Sunday, April 11, 2010

Day 276: Pop Quiz

Where is Soul Mama? Pick one.

A. Some weeks are just crazy.
B. Some weeks are just really beautiful so she's out moving hostas instead of playing longtones.
C. She's been sick all week and hasn't had the drive to write.
D. Time has been so limited that she can only pick one: a) practice or b) write about practice. And without a, there can be no b.
E. Still in a coma from an attack of the Chocolate Easter Bunny.
F. All of the above.

The Lindsays are still alive, kickin', and inspired, but ... if I don't get down to that practice room before the troops stir, practice will not happen. Ever.

Coming soon: reflections on a South Boston funeral, and inspiring words from Santana. After I practice.

(Day 276 of practice and haven't been perfect but haven't given up. That seems alright.)

Monday, April 5, 2010

Day 270: The Tai Chi of Musical Practice

Most folks want to know how they can get their tunes UP to session speed. The best solution may actually be to slow them down.

Hitting the right notes on time in a tune does have something to do with remembering the tune... but that's only part of the challenge. Good rhythm also means hitting your notes at the right time, in the right part of the beat, steadily and solidly... and consistently, at a steady tempo throughout the whole tune. At any tempo.

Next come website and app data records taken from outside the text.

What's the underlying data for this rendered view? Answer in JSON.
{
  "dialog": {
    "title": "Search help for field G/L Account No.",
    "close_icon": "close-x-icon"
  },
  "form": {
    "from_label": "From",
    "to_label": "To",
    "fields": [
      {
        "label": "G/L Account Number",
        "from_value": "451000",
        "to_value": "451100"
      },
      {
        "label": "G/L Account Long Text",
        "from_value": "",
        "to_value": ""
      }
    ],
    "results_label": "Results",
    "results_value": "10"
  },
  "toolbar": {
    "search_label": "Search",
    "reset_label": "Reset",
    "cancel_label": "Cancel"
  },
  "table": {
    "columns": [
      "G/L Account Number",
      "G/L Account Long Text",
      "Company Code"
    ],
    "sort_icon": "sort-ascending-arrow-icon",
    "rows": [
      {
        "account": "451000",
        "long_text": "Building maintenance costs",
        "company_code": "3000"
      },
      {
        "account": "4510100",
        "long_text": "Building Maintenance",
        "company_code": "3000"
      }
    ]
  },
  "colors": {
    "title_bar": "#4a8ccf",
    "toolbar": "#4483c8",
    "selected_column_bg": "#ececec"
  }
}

It is not easy and there is no shortcut. There's really only one way to do this: Capture a disciplined bodhran player with perfect rhythm, chain him or her to a pole in your basement, and make him practice with you every day.

Ok, there is another option: Use a metronome.

Find a tune you know well. Set the metronome to a slower tempo than you're accustomed to, then try the tune again, and stay in tempo. You'll find that your fingers want to rush through--especially those nice little runs that fall so nicely under your fingers at tempo. Keep working the tune until you can stay right with the metronome. An intensive exercise in motion control. Think like Tai Chi -- slow, even and steady movements.

Then, do the same with your new tunes. It will take you miles toward excellent finger control and will really drill your knowledge of the tune. In other words, it will kick your heiney. The same thing the bodhran player will do when you set him free, so be careful.

Thursday, April 1, 2010

Day 266: What are you wearing?

I think the sun returns today! Celebrate!

We spent a day this week in studio adding bass tracks and bodhran to our CD, plus working on a little flute/guitar, and it is very exciting. Just a quick note, becuase I have exactly nine minutes to change from mismatched flannel pajamas into Professor Lindsay. (So, forget about asking, "Hey, baby, what are you wearing?" Good thing we have Superman's phone booth in our house.)

Just posted photos from the recording session. Sean Farias was amazing on bass; click on that Facebook link over yonder (in the lefthand bar on this page) to see him. Peter Campbell put the bough in bodhran, and me and Steve... well, we just did our thing.

It's coming along great. And I never, ever, ever, ever want to play without an acoustic upright bass ever again.